The final goal McGean presented was to proceed with phase II of the auditorium. If the partnership with MSA is extended and food tax change is approved, the city share of the auditorium can be funded with no additional revenue and food tax at current half percent, and based on an economic study done by MSA they are proposing their share be 25 percent of construction cost for the auditorium and 50 percent of operating deficit for the full building.
The total auditorium project budget comes to $14 million. The cost estimate includes fly galleries, loft grids, and catwalks that total $1 million of the cost.
“This is the difference between having a high school stage and having a real stage,” Mcgean said. “These are structural elements that have to be done while the stage is being constructed.”
Councilman Joe Hall expressed a few concerns. He said the proposal as it stands today exceeds the original proposal. His two issues were that he did not expect a $14 million price tag and he also didn’t expect that MSA was going to decrease their contribution to the project.
“Before we endorse this, I hope that we go back to the table to try to get the state to participate on the same level that they have traditionally participated,” he said.
Mayor Rick Meehan said in the beginning the town didn’t know if they had support from the MSA. He added that renovations to the convention center in the past had increased the buildings revenue followed by an economic study that proved the convention provided means for the MSA to become the convention centers partner.
“We went from not having any participation…and now up to 25 percent of participation but we are going to continue to ask for 50 percent of the operating budget,” he said. “So, I think we have come a long way there, and we have done it as result of changing the ways we were doing things and re-allocating some of that space and looking at a way of making this a more flexible type of building.”
Before MSA representatives spoke to the Mayor and City Council, Council President Jim Hall said he was not expecting the council to vote on the requests made that day.
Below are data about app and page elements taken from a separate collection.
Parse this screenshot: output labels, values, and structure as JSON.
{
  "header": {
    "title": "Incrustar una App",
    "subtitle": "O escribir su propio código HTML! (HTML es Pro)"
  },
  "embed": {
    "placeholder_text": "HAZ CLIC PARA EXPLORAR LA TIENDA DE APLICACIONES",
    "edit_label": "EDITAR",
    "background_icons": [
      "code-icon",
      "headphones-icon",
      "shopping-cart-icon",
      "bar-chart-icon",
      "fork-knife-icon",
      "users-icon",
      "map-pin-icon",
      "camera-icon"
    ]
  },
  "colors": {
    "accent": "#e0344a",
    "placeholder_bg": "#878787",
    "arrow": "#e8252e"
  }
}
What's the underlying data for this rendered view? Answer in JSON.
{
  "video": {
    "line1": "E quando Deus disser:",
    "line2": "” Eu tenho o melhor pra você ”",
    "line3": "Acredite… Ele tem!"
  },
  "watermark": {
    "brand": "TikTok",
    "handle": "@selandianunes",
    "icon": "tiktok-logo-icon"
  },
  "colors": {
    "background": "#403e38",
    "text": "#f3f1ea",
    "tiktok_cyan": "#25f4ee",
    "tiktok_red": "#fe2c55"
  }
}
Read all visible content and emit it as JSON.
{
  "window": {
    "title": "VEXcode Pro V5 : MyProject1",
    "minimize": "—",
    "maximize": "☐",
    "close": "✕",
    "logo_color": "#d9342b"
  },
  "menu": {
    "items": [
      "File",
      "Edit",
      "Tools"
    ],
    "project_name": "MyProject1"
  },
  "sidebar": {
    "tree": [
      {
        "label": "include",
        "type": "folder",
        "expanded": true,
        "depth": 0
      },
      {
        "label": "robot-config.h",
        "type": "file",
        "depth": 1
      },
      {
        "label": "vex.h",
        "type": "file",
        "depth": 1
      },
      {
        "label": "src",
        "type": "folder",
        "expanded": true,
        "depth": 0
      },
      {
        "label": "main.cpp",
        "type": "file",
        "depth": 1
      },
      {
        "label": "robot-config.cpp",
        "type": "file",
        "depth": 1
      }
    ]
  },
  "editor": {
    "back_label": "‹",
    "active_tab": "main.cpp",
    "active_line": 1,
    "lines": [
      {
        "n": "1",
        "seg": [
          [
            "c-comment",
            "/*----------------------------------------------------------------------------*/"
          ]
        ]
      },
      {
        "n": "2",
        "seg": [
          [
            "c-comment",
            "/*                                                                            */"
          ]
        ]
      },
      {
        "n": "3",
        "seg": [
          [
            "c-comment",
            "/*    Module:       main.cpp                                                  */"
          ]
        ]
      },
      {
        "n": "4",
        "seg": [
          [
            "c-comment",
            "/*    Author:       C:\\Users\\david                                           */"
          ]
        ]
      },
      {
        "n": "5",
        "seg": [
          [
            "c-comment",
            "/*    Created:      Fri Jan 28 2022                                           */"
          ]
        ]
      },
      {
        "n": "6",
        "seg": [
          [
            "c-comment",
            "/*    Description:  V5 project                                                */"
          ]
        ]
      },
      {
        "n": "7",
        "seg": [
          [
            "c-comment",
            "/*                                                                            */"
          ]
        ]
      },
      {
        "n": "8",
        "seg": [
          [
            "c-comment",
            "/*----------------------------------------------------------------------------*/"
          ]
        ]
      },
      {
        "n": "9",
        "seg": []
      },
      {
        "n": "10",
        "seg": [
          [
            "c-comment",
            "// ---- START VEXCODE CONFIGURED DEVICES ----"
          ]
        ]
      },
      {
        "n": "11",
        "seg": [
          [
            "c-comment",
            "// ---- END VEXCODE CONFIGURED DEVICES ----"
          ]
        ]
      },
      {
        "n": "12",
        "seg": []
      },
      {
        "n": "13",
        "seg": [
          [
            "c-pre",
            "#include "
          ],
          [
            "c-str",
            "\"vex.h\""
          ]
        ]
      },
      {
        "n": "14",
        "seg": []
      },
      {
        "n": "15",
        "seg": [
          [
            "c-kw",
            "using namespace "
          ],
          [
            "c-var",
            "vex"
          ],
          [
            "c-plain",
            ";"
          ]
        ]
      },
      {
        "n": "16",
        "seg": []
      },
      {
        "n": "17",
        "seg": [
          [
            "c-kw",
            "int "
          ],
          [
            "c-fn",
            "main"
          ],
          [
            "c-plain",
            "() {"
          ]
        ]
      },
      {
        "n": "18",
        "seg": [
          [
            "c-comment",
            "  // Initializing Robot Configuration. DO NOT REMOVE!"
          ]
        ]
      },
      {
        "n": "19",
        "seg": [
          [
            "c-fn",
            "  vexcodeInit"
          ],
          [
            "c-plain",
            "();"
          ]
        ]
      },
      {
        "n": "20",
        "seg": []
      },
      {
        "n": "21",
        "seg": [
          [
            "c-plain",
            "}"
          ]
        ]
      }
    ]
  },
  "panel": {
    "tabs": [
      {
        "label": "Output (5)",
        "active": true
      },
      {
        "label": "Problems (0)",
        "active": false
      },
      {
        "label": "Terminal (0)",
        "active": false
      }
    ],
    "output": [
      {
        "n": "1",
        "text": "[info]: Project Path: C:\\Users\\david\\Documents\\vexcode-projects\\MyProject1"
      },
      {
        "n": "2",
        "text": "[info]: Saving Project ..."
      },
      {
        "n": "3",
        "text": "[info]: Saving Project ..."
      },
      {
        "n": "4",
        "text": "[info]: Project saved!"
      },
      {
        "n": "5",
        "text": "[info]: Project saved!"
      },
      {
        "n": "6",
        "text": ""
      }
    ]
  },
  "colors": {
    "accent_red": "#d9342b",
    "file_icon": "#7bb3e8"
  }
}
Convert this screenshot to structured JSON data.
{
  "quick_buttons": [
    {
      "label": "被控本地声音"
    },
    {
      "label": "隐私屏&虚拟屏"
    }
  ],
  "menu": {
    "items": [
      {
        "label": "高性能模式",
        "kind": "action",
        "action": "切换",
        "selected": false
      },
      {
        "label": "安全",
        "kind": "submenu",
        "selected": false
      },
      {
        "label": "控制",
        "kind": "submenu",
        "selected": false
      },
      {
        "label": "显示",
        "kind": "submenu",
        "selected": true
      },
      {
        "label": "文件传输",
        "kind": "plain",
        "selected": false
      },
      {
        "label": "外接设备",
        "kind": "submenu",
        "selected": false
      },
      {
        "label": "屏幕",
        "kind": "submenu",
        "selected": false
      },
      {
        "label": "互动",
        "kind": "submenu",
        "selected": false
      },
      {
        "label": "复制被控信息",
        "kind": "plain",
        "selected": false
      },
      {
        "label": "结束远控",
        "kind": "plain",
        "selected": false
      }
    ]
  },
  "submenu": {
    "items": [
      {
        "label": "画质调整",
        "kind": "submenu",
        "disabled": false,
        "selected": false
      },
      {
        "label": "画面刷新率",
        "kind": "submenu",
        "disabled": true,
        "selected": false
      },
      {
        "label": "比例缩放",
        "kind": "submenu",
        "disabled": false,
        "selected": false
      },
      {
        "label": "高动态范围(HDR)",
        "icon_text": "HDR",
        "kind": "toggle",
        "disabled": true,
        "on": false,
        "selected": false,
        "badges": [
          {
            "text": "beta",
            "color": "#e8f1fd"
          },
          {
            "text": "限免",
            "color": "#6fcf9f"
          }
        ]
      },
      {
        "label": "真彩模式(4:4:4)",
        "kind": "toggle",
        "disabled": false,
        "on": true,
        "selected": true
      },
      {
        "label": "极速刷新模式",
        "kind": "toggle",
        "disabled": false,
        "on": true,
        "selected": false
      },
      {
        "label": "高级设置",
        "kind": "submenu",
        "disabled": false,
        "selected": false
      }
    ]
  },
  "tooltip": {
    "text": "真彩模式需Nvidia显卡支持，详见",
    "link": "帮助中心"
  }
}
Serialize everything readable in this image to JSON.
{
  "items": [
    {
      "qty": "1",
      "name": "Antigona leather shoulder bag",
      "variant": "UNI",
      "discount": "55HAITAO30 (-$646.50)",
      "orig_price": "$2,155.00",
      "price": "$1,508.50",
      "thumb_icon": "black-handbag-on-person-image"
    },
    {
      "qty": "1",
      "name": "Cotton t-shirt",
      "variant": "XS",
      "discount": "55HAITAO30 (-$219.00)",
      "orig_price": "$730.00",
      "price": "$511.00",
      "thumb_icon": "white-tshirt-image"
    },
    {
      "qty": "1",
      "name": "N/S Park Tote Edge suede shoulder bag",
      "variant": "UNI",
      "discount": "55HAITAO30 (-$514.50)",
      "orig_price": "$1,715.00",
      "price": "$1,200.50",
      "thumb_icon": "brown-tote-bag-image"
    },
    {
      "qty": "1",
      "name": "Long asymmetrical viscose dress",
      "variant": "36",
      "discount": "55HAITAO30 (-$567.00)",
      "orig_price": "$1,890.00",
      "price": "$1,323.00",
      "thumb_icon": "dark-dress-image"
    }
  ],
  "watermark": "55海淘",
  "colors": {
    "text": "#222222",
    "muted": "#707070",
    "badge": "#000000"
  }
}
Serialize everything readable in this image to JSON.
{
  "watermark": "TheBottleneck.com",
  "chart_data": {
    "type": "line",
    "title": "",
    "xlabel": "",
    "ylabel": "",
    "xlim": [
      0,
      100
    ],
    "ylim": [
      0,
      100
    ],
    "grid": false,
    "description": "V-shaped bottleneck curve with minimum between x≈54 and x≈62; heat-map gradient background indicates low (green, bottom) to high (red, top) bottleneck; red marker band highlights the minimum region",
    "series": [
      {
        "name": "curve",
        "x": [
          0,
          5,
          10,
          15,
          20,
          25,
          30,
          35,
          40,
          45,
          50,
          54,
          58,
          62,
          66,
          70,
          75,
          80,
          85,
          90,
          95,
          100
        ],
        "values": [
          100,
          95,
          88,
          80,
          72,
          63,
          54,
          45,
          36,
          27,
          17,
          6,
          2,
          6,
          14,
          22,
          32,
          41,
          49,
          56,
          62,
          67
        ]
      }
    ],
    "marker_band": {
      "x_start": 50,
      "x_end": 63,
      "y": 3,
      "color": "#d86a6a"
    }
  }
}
He added that it needed to be set into the schedule as a public hearing and a further discussion as soon as possible.
“I am very impressed and very enthusiastic about it but I would like to speak with members of the legislature and the MSA a little more,” he said. “I think this is a doable deal and if not see it in a unanimous votes an almost unanimous vote.”
Project Executive of MSA, Gary McGuigan, said that since their partnership with Ocean City began in 1995 with a $32 million renovation of the convention center, legislature requires for them to report back on the economic impact of the original expansion on the state. From studies, McGuigan stated that the convention center is a significant asset to the state as well as Ocean City.
“I think that the state is in favor of stadium investment in the convention center is shown to be a good investment,” said MSA Executive Director Michael Frenz.
As the discussion came to an end, Jim Hall was sure to point out that the taxpayers of Ocean City will not be affected by the costs of phase two construction on the convention center.
“This is really paid mostly by tourists and visitors and that certainly makes it more palatable for us,’ he said. “This is a good project, well designed, well thought out, and I hope we have a great public hearing.”
The council voted unanimously to move the discussion to a Monday night public hearing.